    Is he responsible for his popularity or not? If he's not responsible for it then who is?

    is it all just due to fortunate economic circumstance which has nothing to do with anything he's done after all? Just the guy sitting in the seat at the right time when oil prices hit stratospheric levels due to no fault of his own?

    Just asking.

  • Taxpayer ll
    July 02, 2010 - 13:30

    So,S, it's the premier's fault that he is popular? Just imagine if Yvonne Jones was in power with a majoity, and 80% popularity...yikes!

  • S
    July 02, 2010 - 13:28

    The point of that section, Taxpayer II, is that popularity corrupts and absolute popularity corrupts absolutely.

  • Taxpayer ll
    July 02, 2010 - 13:15

    So what's the point of this article? A jab at the Premier? The tele keeps referring to secrecy, yet this Gov. has been more open than any other, as can be seen in the spending scandal, the Breast cancer screening, the returning of the auditor general. I mean let's have a look at Brian Tobin's term in office if you want to see secrecy, nepotisim, and skull duggery.

  • S
    July 01, 2010 - 20:25

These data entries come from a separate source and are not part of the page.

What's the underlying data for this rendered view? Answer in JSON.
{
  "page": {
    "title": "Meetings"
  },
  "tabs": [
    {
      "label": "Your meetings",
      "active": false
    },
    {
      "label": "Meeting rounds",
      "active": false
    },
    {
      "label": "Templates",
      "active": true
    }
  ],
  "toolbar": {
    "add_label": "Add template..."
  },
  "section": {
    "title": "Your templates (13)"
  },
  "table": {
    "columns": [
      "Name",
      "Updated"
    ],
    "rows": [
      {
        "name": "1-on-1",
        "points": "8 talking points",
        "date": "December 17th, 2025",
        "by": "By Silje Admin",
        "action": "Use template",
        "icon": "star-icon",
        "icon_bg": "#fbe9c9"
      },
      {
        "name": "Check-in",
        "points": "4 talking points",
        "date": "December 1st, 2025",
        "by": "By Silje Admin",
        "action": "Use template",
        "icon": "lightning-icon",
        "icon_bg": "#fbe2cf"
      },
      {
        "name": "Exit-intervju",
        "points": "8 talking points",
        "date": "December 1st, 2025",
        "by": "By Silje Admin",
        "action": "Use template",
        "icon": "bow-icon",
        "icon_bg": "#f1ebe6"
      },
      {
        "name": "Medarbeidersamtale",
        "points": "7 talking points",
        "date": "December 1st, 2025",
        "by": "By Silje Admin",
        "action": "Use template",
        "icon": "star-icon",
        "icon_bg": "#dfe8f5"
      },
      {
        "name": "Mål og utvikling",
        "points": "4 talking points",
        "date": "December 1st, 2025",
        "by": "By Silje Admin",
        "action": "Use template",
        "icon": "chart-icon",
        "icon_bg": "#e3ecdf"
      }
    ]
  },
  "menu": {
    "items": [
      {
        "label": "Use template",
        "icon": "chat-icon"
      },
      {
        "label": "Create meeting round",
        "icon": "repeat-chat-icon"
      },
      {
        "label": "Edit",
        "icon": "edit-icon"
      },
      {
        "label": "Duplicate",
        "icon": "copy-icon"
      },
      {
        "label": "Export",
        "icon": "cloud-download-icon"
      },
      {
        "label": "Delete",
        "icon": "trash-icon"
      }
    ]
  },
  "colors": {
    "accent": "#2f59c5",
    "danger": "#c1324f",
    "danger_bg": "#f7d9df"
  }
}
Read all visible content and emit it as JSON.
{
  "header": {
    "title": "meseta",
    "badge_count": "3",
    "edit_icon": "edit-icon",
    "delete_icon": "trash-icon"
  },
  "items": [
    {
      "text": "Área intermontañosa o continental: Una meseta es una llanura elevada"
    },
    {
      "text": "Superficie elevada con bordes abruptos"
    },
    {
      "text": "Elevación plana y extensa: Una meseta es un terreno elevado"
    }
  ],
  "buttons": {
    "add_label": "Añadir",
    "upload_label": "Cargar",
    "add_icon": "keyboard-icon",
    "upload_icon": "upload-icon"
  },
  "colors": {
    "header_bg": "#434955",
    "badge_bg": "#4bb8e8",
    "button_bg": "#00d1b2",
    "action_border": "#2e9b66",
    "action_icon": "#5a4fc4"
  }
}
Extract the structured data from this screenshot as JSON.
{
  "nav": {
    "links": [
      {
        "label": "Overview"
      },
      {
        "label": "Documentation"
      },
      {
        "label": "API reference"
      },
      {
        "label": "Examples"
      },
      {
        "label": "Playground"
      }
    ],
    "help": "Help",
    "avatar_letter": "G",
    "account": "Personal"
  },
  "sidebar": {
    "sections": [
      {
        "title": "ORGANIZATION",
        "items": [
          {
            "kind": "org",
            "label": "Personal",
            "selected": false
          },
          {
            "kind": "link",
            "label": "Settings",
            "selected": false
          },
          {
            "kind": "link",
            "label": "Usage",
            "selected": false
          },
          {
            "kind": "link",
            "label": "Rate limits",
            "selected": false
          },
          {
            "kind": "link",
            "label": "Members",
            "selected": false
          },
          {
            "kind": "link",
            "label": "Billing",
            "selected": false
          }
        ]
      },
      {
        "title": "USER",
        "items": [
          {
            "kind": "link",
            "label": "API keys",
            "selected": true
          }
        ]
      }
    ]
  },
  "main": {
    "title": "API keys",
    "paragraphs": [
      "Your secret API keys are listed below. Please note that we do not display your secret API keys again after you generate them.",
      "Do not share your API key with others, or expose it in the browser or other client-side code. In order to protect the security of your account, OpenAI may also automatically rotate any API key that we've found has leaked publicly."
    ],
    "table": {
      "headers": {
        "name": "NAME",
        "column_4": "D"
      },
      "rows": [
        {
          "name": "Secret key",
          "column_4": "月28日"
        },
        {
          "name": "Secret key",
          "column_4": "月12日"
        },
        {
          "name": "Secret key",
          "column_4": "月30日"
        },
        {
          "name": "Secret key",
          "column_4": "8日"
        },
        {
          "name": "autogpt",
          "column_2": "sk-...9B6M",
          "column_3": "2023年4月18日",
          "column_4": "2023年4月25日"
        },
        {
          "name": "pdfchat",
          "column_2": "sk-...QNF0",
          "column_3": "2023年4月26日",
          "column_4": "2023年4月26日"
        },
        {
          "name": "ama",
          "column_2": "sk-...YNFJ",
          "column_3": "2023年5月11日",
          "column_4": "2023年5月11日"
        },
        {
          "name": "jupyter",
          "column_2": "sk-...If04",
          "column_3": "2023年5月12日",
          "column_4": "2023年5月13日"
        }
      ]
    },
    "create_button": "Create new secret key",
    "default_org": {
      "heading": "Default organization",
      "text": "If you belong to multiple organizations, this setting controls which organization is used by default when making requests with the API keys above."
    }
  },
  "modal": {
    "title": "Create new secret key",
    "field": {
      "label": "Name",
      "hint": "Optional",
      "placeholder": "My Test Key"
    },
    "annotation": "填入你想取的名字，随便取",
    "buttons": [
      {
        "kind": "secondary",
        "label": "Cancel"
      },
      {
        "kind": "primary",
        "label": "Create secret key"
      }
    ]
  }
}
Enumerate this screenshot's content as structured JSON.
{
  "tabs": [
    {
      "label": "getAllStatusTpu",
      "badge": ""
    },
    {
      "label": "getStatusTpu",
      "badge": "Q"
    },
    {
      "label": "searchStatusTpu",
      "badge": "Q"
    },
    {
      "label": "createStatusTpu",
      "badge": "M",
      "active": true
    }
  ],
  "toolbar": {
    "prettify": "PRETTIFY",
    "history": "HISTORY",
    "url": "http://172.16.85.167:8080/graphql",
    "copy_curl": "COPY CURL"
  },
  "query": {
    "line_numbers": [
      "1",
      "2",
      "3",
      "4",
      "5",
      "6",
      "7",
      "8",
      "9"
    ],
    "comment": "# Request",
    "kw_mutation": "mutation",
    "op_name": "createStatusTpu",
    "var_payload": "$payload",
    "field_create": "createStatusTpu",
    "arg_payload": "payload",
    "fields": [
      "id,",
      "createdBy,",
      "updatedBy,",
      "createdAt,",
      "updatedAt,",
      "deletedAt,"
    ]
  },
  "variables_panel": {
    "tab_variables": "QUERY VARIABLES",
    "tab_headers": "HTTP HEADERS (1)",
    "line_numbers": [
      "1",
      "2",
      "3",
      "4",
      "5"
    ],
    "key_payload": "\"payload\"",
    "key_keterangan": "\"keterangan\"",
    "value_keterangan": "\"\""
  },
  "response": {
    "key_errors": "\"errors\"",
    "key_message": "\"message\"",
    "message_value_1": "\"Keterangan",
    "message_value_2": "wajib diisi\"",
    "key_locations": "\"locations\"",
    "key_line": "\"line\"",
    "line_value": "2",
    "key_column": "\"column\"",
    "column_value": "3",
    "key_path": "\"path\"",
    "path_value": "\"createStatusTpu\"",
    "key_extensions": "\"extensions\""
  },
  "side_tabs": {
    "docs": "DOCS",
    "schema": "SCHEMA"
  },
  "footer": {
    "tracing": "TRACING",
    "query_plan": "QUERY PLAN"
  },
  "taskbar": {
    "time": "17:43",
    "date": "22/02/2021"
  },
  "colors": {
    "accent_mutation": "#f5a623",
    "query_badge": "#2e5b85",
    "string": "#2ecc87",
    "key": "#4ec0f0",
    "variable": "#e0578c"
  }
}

    Is he responsible for his popularity or not? If he's not responsible for it then who is?

    is it all just due to fortunate economic circumstance which has nothing to do with anything he's done after all? Just the guy sitting in the seat at the right time when oil prices hit stratospheric levels due to no fault of his own?

    Just asking.

  • Taxpayer ll
    July 01, 2010 - 20:18

    So,S, it's the premier's fault that he is popular? Just imagine if Yvonne Jones was in power with a majoity, and 80% popularity...yikes!

  • S
    July 01, 2010 - 20:16

    The point of that section, Taxpayer II, is that popularity corrupts and absolute popularity corrupts absolutely.

  • Taxpayer ll
    July 01, 2010 - 19:55

    So what's the point of this article? A jab at the Premier? The tele keeps referring to secrecy, yet this Gov. has been more open than any other, as can be seen in the spending scandal, the Breast cancer screening, the returning of the auditor general. I mean let's have a look at Brian Tobin's term in office if you want to see secrecy, nepotisim, and skull duggery.